by Sabrina Guilbeault ’18
After a student’s injury earlier this semester, Dr. Steven Sears, dean of students, is currently accepting any reports regarding “slips and falls” that may occur on the new stairs by Guzman Hall. Although students have shared stories of friends slipping on the steps, no official reports have been made to the Office of Public Safety and Security within the last month.
“I heard from Dr. Sears about six weeks ago that a student had fallen on the stairs and he thought that it may have been due to the water on the stairs from a sprinkler head,” said Mark Rapoza, assistant vice president of Capital Projects and Facilities Planning at Providence College. He stated that upon hearing this news, his team readjusted the head so that it would not spray the stairs, but pointed out that the water from a sprinkler head would not create a different condition on the stairs as a rainy day.
“I have asked Public Safety to forward me any reports they may have regarding ‘slip and falls’ so that we can investigate further,” said Rapoza. He explained once he had the dates and times of any additional incident, he will be able to investigate what else may have been happening that could have caused the fall.
“Other than this one incident, I have not heard of any others.”
After interviewing Lt. Eric Croce from the Office of Public Safety and Security, it was made evident that within the last month, no official reports have been made regarding injury from the Guzman stairs.
Croce explained that he was not aware of any injuries near the steps and after going through the ARMS Records Management System (a database his office uses to track medical or injury reports), saw that the majority of injuries that have been reported have occured near Peterson, which he deems to be due to intramural sports.
“There’s no pattern jumping out,” Lt. Croce said. “We tend to catch patterns quickly in our chain of command, and if we saw something we would most certainly bring the report to Physical Plant.”
“Whether this is an issue or not, we will investigate to ensure that we do not have a potential trip hazard on these stairs,” said Rapoza, who stated the incident is still being looked into. “Once I have this information we will use the resources available to us to determine the cause and corrective action,” he said.
In general, the Campus Transformation Project, including the stairs by Guzman, has been well received by students. “Not only did we beautify that part of the campus, but we made it more functional and ADA friendly,” said Rapoza, who explained that the area between Accinno Hall and Guzman Hall was a challenge due to the steep grade of the topography. “We not only had to design a stair pattern to accommodate the hill, but also design a way to allow those who may be mobility impaired to traverse that pathway,” he said.

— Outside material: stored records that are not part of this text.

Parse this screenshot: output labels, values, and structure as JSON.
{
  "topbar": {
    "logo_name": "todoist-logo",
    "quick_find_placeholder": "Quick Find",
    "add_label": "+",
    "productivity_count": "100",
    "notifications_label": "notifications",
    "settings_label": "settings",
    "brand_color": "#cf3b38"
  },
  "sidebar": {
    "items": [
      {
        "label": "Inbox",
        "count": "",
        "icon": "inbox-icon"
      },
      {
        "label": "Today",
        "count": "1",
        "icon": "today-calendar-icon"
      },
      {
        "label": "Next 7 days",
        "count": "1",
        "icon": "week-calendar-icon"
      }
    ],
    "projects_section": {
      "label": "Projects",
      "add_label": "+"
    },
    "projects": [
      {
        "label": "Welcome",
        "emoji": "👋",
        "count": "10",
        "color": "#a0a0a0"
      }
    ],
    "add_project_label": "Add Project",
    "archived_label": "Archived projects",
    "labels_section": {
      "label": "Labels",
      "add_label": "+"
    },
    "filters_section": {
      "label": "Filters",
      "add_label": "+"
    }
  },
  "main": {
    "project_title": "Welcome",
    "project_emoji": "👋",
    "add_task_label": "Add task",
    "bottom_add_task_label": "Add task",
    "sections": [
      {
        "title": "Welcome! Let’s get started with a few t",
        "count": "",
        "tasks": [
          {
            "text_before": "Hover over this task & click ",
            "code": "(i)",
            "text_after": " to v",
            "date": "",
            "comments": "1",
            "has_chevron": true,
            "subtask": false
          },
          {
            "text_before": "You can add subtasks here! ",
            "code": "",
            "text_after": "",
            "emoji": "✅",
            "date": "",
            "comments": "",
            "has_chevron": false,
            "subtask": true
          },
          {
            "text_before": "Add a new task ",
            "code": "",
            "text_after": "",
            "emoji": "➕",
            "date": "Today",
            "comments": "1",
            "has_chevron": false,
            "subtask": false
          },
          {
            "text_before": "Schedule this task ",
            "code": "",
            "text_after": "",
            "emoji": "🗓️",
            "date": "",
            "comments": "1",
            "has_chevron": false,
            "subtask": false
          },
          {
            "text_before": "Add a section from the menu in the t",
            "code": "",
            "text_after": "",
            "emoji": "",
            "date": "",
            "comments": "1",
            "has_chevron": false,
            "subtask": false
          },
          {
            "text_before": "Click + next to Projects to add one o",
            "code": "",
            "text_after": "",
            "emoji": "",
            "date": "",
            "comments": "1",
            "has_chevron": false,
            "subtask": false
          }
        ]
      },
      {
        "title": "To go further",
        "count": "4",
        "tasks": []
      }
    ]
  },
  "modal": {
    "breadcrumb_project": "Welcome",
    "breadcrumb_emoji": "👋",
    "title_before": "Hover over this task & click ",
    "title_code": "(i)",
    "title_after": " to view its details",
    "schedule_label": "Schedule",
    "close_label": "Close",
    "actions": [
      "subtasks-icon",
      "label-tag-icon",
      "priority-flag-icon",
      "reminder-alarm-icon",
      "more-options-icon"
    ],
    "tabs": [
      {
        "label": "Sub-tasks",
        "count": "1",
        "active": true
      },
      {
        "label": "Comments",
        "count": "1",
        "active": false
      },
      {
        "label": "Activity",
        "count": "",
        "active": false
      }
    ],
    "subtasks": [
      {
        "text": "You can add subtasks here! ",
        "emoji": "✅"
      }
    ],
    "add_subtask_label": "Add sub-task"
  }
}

An additional measure that was taken in the transformation project was applying a sealer all over campus on the new “exposed aggregate” concrete installations—including the area around the stairs. According to Rapoza, this sealer is applied to concrete after it is cured, and is used to “weather proof” and protect concrete. “It is non-slip,” said Rapoza. “In fact, the exposed aggregate concrete tends to be less slippery than the ‘broom finish’ as the aggregate gives footing a little more grab.”
After the interview in his office, Lt. Croce walked to the area around Guzman to investigate it. He pointed out the exposed aggregate of the walkway and explained it is actually good for walking, even in the rain.
Lt. Croce explained that students can contact either the Office of Residence Life or the Department of Public Safety to report an injury or incident. During the night hours when EMTs are on campus, students with injury reports will often be evaluated by the EMTs. He explained that students are never forced to go to the doctor due to an injury, but it can be suggested. The only time students are mandated to go to the hospital is due to intoxication, and that is for their own safety.
“Please know that we will be looking into the reports of the ‘slip and falls’ on the stairs at Guzman Hall,” said Rapoza. As for more construction, according to Rapoza the College has completed two phases of the Transformation Project. His office is currently working on future phases that will include new vehicular and pedestrian paths in front of St. Catherine of Siena Hall and Cemetery Lane to Chapel Way, and investigating opportunities for additional student parking.